Disparate individual fates compose robust CD8+ T cell immunityVeit R. Buchholz, Michael Flossdorf, Inge Hensel, Lorenz Kretschmer, Bianca Weissbrich, Patricia Graef, Admar Verschoor, Matthias Schiemann, Thomas Hoefer, and Dirk H. Busch.
Patrick Regan | EurekAlert!
How cheetahs stay fit and healthy
24.03.2017 | Forschungsverbund Berlin e.V.
When Air is in Short Supply - Shedding light on plant stress reactions when oxygen runs short
23.03.2017 | Institut für Pflanzenbiochemie
Astronomers from Bonn and Tautenburg in Thuringia (Germany) used the 100-m radio telescope at Effelsberg to observe several galaxy clusters. At the edges of these large accumulations of dark matter, stellar systems (galaxies), hot gas, and charged particles, they found magnetic fields that are exceptionally ordered over distances of many million light years. This makes them the most extended magnetic fields in the universe known so far.
The results will be published on March 22 in the journal „Astronomy & Astrophysics“.
Galaxy clusters are the largest gravitationally bound structures in the universe. With a typical extent of about 10 million light years, i.e. 100 times the...
Researchers at the Goethe University Frankfurt, together with partners from the University of Tübingen in Germany and Queen Mary University as well as Francis Crick Institute from London (UK) have developed a novel technology to decipher the secret ubiquitin code.
Ubiquitin is a small protein that can be linked to other cellular proteins, thereby controlling and modulating their functions. The attachment occurs in many...
In the eternal search for next generation high-efficiency solar cells and LEDs, scientists at Los Alamos National Laboratory and their partners are creating...
Silicon nanosheets are thin, two-dimensional layers with exceptional optoelectronic properties very similar to those of graphene. Albeit, the nanosheets are less stable. Now researchers at the Technical University of Munich (TUM) have, for the first time ever, produced a composite material combining silicon nanosheets and a polymer that is both UV-resistant and easy to process. This brings the scientists a significant step closer to industrial applications like flexible displays and photosensors.
Silicon nanosheets are thin, two-dimensional layers with exceptional optoelectronic properties very similar to those of graphene. Albeit, the nanosheets are...
Enzymes behave differently in a test tube compared with the molecular scrum of a living cell. Chemists from the University of Basel have now been able to simulate these confined natural conditions in artificial vesicles for the first time. As reported in the academic journal Small, the results are offering better insight into the development of nanoreactors and artificial organelles.
Enzymes behave differently in a test tube compared with the molecular scrum of a living cell.
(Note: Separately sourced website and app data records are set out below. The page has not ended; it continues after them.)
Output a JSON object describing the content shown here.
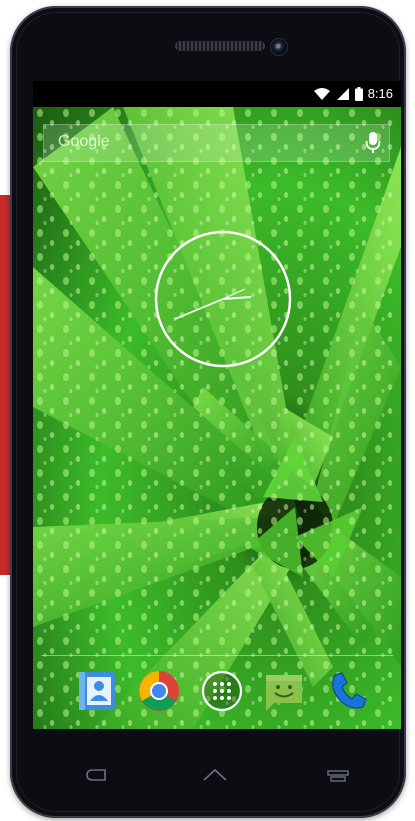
{
  "status_bar": {
    "time": "8:16",
    "icons": [
      "wifi-icon",
      "signal-icon",
      "battery-icon"
    ]
  },
  "search": {
    "label": "Google"
  },
  "clock_widget": {
    "type": "analog-clock",
    "hour": 8,
    "minute": 16
  },
  "dock": {
    "apps": [
      "contacts-icon",
      "chrome-icon",
      "app-drawer-icon",
      "messaging-icon",
      "phone-icon"
    ]
  },
  "navigation": {
    "buttons": [
      "back-icon",
      "home-icon",
      "recent-apps-icon"
    ]
  },
  "colors": {
    "wallpaper_green": "#3fbf2a",
    "phone_body": "#0c0d12",
    "accent_red": "#c62a2a"
  }
}
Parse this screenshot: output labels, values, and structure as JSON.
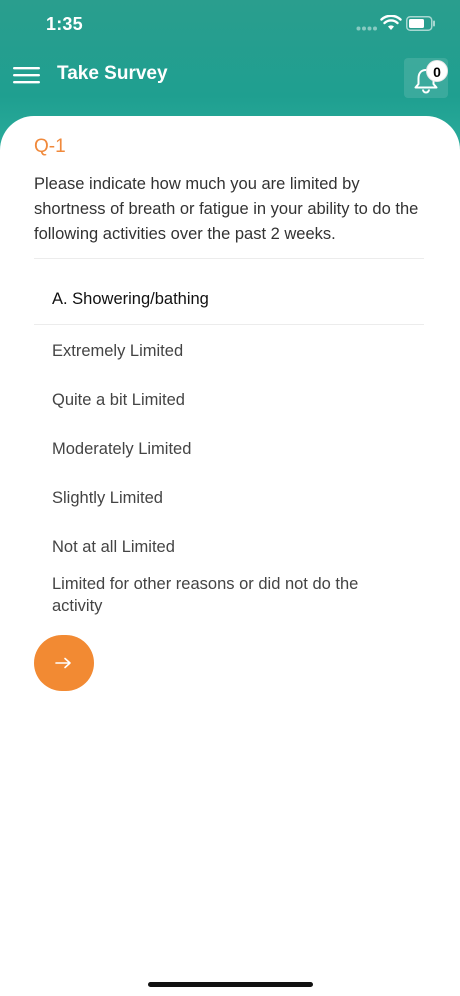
{
  "status_bar": {
    "time": "1:35"
  },
  "nav": {
    "title": "Take Survey",
    "notification_count": "0",
    "icons": [
      "hamburger-menu-icon",
      "bell-icon",
      "wifi-icon",
      "battery-icon",
      "cellular-signal-icon"
    ]
  },
  "question": {
    "id": "Q-1",
    "text": "Please indicate how much you are limited by shortness of breath or fatigue in your ability to do the following activities over the past 2 weeks.",
    "sub_question": "A. Showering/bathing",
    "options": [
      "Extremely Limited",
      "Quite a bit Limited",
      "Moderately Limited",
      "Slightly Limited",
      "Not at all Limited",
      "Limited for other reasons or did not do the activity"
    ]
  },
  "actions": {
    "next_icon": "arrow-right-icon"
  },
  "colors": {
    "header_teal": "#2a9e8e",
    "accent_orange": "#f28a33",
    "question_id_orange": "#f0893b"
  }
}
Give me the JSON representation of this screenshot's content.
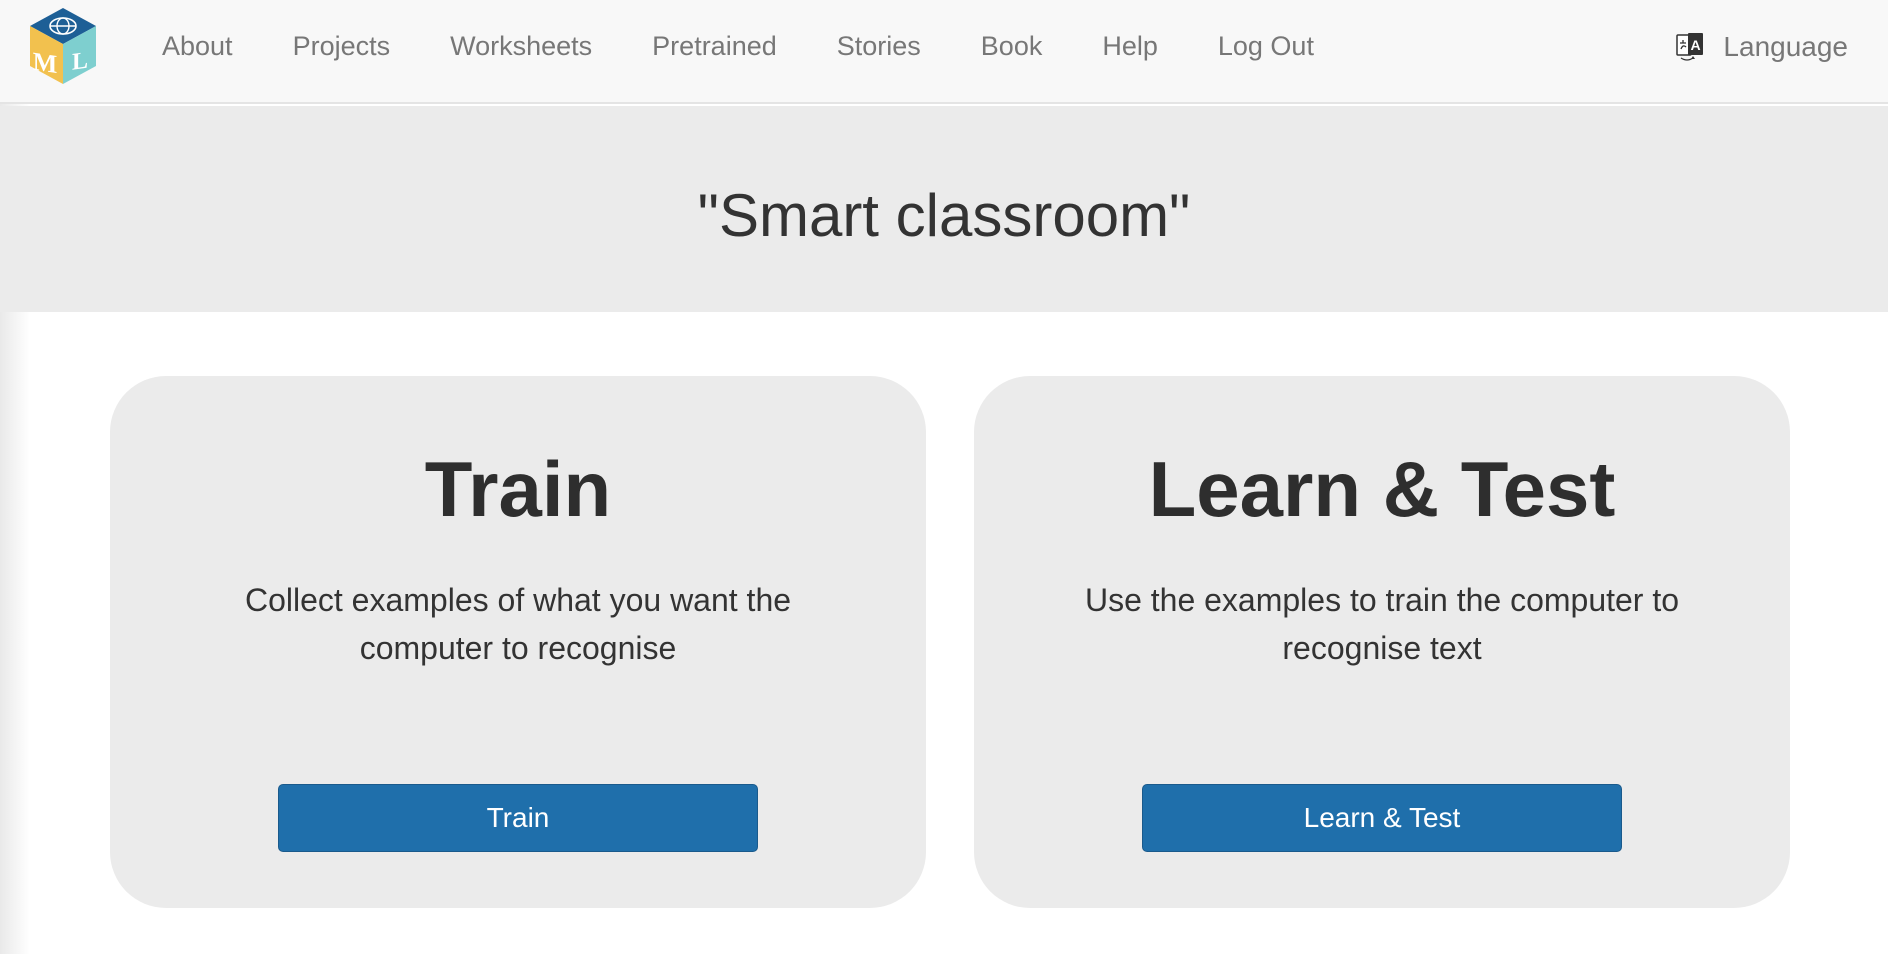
{
  "nav": {
    "logo_letters": [
      "M",
      "L"
    ],
    "links": [
      "About",
      "Projects",
      "Worksheets",
      "Pretrained",
      "Stories",
      "Book",
      "Help",
      "Log Out"
    ],
    "language_label": "Language"
  },
  "project": {
    "title": "\"Smart classroom\""
  },
  "cards": {
    "train": {
      "title": "Train",
      "description": "Collect examples of what you want the computer to recognise",
      "button": "Train"
    },
    "learn": {
      "title": "Learn & Test",
      "description": "Use the examples to train the computer to recognise text",
      "button": "Learn & Test"
    }
  },
  "colors": {
    "navbar_bg": "#f8f8f8",
    "jumbotron_bg": "#ebebeb",
    "card_bg": "#ebebeb",
    "button_bg": "#1f6fab",
    "nav_text": "#777777",
    "logo_blue": "#1d5f96",
    "logo_yellow": "#f2c14e",
    "logo_teal": "#7ecfcf"
  },
  "icons": {
    "logo": "ml-cube-logo-icon",
    "language": "translate-icon"
  }
}
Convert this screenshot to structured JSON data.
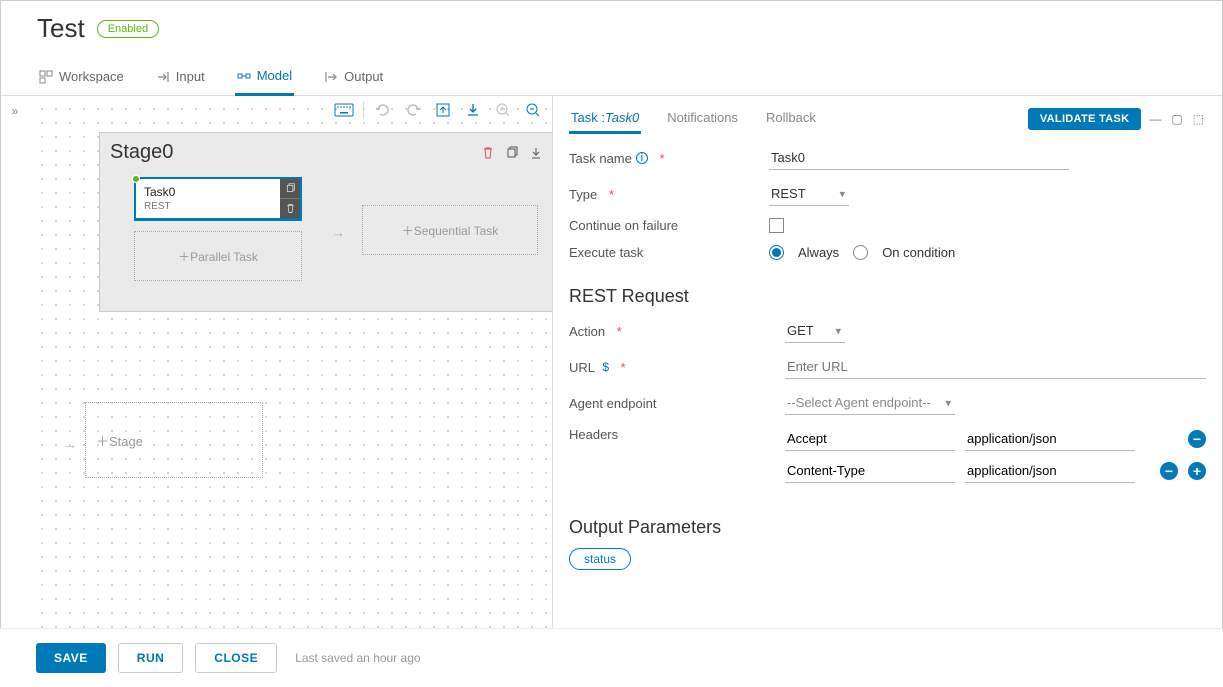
{
  "header": {
    "title": "Test",
    "status_badge": "Enabled"
  },
  "nav_tabs": {
    "workspace": "Workspace",
    "input": "Input",
    "model": "Model",
    "output": "Output"
  },
  "canvas": {
    "stage_title": "Stage0",
    "task": {
      "name": "Task0",
      "type": "REST"
    },
    "parallel_placeholder": "＋Parallel Task",
    "sequential_placeholder": "＋Sequential Task",
    "add_stage_placeholder": "＋Stage"
  },
  "details": {
    "tabs": {
      "task_prefix": "Task :",
      "task_name": "Task0",
      "notifications": "Notifications",
      "rollback": "Rollback"
    },
    "validate_label": "VALIDATE TASK",
    "fields": {
      "task_name_label": "Task name",
      "task_name_value": "Task0",
      "type_label": "Type",
      "type_value": "REST",
      "continue_label": "Continue on failure",
      "execute_label": "Execute task",
      "execute_options": {
        "always": "Always",
        "on_condition": "On condition"
      }
    },
    "rest": {
      "section": "REST Request",
      "action_label": "Action",
      "action_value": "GET",
      "url_label": "URL",
      "url_placeholder": "Enter URL",
      "agent_label": "Agent endpoint",
      "agent_placeholder": "--Select Agent endpoint--",
      "headers_label": "Headers",
      "headers": [
        {
          "key": "Accept",
          "value": "application/json"
        },
        {
          "key": "Content-Type",
          "value": "application/json"
        }
      ]
    },
    "output": {
      "section": "Output Parameters",
      "chip": "status"
    }
  },
  "footer": {
    "save": "SAVE",
    "run": "RUN",
    "close": "CLOSE",
    "last_saved": "Last saved an hour ago"
  }
}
Chemists from the University of Basel have now been able to...
20.03.2017 | Event News
14.03.2017 | Event News
07.03.2017 | Event News
24.03.2017 | Earth Sciences
24.03.2017 | Health and Medicine
24.03.2017 | Earth Sciences